▶ _TASK STATEMENT_: Each record should appear again in the response exactly as it does in the original.

[Dataset records]
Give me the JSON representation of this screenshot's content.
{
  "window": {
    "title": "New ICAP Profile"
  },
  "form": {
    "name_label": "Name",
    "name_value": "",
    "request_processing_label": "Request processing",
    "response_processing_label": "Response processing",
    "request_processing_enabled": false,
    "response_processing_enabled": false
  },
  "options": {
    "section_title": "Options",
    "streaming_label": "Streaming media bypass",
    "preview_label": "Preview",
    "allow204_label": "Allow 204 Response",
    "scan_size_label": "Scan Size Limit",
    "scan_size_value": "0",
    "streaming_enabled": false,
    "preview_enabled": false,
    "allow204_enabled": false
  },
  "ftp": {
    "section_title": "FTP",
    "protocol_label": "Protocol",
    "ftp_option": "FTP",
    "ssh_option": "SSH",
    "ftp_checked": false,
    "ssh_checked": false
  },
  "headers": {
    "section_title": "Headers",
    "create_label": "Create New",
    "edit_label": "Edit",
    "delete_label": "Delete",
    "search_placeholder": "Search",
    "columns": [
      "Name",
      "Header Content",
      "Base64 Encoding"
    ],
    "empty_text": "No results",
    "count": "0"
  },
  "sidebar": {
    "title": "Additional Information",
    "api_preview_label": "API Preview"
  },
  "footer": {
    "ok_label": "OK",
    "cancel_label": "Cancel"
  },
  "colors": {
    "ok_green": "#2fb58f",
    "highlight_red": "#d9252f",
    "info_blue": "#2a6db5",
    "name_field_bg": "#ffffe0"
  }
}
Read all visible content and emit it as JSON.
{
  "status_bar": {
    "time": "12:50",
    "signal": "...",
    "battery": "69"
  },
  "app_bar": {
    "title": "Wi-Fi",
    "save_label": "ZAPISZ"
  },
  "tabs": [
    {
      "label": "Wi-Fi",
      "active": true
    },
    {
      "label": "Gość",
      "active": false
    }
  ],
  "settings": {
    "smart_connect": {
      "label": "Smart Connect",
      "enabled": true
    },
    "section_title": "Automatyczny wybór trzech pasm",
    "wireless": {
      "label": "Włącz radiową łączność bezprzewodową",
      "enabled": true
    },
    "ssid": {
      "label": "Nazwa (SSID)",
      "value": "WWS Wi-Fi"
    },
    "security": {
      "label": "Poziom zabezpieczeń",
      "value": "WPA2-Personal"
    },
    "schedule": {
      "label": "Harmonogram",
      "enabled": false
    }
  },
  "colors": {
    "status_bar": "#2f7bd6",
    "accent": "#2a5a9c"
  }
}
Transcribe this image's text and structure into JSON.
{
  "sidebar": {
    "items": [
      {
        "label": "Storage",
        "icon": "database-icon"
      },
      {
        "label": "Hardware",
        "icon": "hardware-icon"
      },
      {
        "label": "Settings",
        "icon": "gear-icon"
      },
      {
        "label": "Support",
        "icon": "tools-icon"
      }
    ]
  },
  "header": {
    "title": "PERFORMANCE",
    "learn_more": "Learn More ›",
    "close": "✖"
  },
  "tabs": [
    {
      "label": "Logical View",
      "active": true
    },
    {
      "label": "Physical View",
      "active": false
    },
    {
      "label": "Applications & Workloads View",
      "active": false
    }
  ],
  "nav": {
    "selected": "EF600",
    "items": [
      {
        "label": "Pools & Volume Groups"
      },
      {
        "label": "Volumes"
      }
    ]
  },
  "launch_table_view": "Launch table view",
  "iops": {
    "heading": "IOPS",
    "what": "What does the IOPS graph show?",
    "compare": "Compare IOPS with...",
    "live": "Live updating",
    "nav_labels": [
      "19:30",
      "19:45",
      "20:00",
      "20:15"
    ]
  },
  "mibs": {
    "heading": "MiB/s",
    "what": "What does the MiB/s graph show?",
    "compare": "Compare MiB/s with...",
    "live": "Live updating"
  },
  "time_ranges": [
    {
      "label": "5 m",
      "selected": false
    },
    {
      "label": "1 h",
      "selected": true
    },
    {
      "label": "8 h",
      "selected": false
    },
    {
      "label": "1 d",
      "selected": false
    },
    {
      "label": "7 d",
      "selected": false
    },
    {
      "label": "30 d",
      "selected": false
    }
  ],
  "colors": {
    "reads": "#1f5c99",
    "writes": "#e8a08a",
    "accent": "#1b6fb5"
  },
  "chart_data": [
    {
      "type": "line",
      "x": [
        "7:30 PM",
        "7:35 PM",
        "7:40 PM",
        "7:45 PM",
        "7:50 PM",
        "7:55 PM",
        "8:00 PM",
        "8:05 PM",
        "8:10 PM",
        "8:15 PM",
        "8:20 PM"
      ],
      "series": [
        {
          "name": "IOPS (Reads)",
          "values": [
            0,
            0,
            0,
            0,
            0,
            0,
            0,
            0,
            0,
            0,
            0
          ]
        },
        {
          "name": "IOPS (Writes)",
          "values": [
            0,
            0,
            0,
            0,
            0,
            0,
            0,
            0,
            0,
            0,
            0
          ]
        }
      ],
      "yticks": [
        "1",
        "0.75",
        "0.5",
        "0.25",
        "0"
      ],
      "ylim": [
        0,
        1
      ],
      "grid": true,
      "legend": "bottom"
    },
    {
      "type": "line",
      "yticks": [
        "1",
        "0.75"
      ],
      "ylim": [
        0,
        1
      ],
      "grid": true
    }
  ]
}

▶ _COMPLETED TASK_:
Give me the JSON representation of this screenshot's content.
{
  "window": {
    "title": "New ICAP Profile"
  },
  "form": {
    "name_label": "Name",
    "name_value": "",
    "request_processing_label": "Request processing",
    "response_processing_label": "Response processing",
    "request_processing_enabled": false,
    "response_processing_enabled": false
  },
  "options": {
    "section_title": "Options",
    "streaming_label": "Streaming media bypass",
    "preview_label": "Preview",
    "allow204_label": "Allow 204 Response",
    "scan_size_label": "Scan Size Limit",
    "scan_size_value": "0",
    "streaming_enabled": false,
    "preview_enabled": false,
    "allow204_enabled": false
  },
  "ftp": {
    "section_title": "FTP",
    "protocol_label": "Protocol",
    "ftp_option": "FTP",
    "ssh_option": "SSH",
    "ftp_checked": false,
    "ssh_checked": false
  },
  "headers": {
    "section_title": "Headers",
    "create_label": "Create New",
    "edit_label": "Edit",
    "delete_label": "Delete",
    "search_placeholder": "Search",
    "columns": [
      "Name",
      "Header Content",
      "Base64 Encoding"
    ],
    "empty_text": "No results",
    "count": "0"
  },
  "sidebar": {
    "title": "Additional Information",
    "api_preview_label": "API Preview"
  },
  "footer": {
    "ok_label": "OK",
    "cancel_label": "Cancel"
  },
  "colors": {
    "ok_green": "#2fb58f",
    "highlight_red": "#d9252f",
    "info_blue": "#2a6db5",
    "name_field_bg": "#ffffe0"
  }
}
Read all visible content and emit it as JSON.
{
  "status_bar": {
    "time": "12:50",
    "signal": "...",
    "battery": "69"
  },
  "app_bar": {
    "title": "Wi-Fi",
    "save_label": "ZAPISZ"
  },
  "tabs": [
    {
      "label": "Wi-Fi",
      "active": true
    },
    {
      "label": "Gość",
      "active": false
    }
  ],
  "settings": {
    "smart_connect": {
      "label": "Smart Connect",
      "enabled": true
    },
    "section_title": "Automatyczny wybór trzech pasm",
    "wireless": {
      "label": "Włącz radiową łączność bezprzewodową",
      "enabled": true
    },
    "ssid": {
      "label": "Nazwa (SSID)",
      "value": "WWS Wi-Fi"
    },
    "security": {
      "label": "Poziom zabezpieczeń",
      "value": "WPA2-Personal"
    },
    "schedule": {
      "label": "Harmonogram",
      "enabled": false
    }
  },
  "colors": {
    "status_bar": "#2f7bd6",
    "accent": "#2a5a9c"
  }
}
Transcribe this image's text and structure into JSON.
{
  "sidebar": {
    "items": [
      {
        "label": "Storage",
        "icon": "database-icon"
      },
      {
        "label": "Hardware",
        "icon": "hardware-icon"
      },
      {
        "label": "Settings",
        "icon": "gear-icon"
      },
      {
        "label": "Support",
        "icon": "tools-icon"
      }
    ]
  },
  "header": {
    "title": "PERFORMANCE",
    "learn_more": "Learn More ›",
    "close": "✖"
  },
  "tabs": [
    {
      "label": "Logical View",
      "active": true
    },
    {
      "label": "Physical View",
      "active": false
    },
    {
      "label": "Applications & Workloads View",
      "active": false
    }
  ],
  "nav": {
    "selected": "EF600",
    "items": [
      {
        "label": "Pools & Volume Groups"
      },
      {
        "label": "Volumes"
      }
    ]
  },
  "launch_table_view": "Launch table view",
  "iops": {
    "heading": "IOPS",
    "what": "What does the IOPS graph show?",
    "compare": "Compare IOPS with...",
    "live": "Live updating",
    "nav_labels": [
      "19:30",
      "19:45",
      "20:00",
      "20:15"
    ]
  },
  "mibs": {
    "heading": "MiB/s",
    "what": "What does the MiB/s graph show?",
    "compare": "Compare MiB/s with...",
    "live": "Live updating"
  },
  "time_ranges": [
    {
      "label": "5 m",
      "selected": false
    },
    {
      "label": "1 h",
      "selected": true
    },
    {
      "label": "8 h",
      "selected": false
    },
    {
      "label": "1 d",
      "selected": false
    },
    {
      "label": "7 d",
      "selected": false
    },
    {
      "label": "30 d",
      "selected": false
    }
  ],
  "colors": {
    "reads": "#1f5c99",
    "writes": "#e8a08a",
    "accent": "#1b6fb5"
  },
  "chart_data": [
    {
      "type": "line",
      "x": [
        "7:30 PM",
        "7:35 PM",
        "7:40 PM",
        "7:45 PM",
        "7:50 PM",
        "7:55 PM",
        "8:00 PM",
        "8:05 PM",
        "8:10 PM",
        "8:15 PM",
        "8:20 PM"
      ],
      "series": [
        {
          "name": "IOPS (Reads)",
          "values": [
            0,
            0,
            0,
            0,
            0,
            0,
            0,
            0,
            0,
            0,
            0
          ]
        },
        {
          "name": "IOPS (Writes)",
          "values": [
            0,
            0,
            0,
            0,
            0,
            0,
            0,
            0,
            0,
            0,
            0
          ]
        }
      ],
      "yticks": [
        "1",
        "0.75",
        "0.5",
        "0.25",
        "0"
      ],
      "ylim": [
        0,
        1
      ],
      "grid": true,
      "legend": "bottom"
    },
    {
      "type": "line",
      "yticks": [
        "1",
        "0.75"
      ],
      "ylim": [
        0,
        1
      ],
      "grid": true
    }
  ]
}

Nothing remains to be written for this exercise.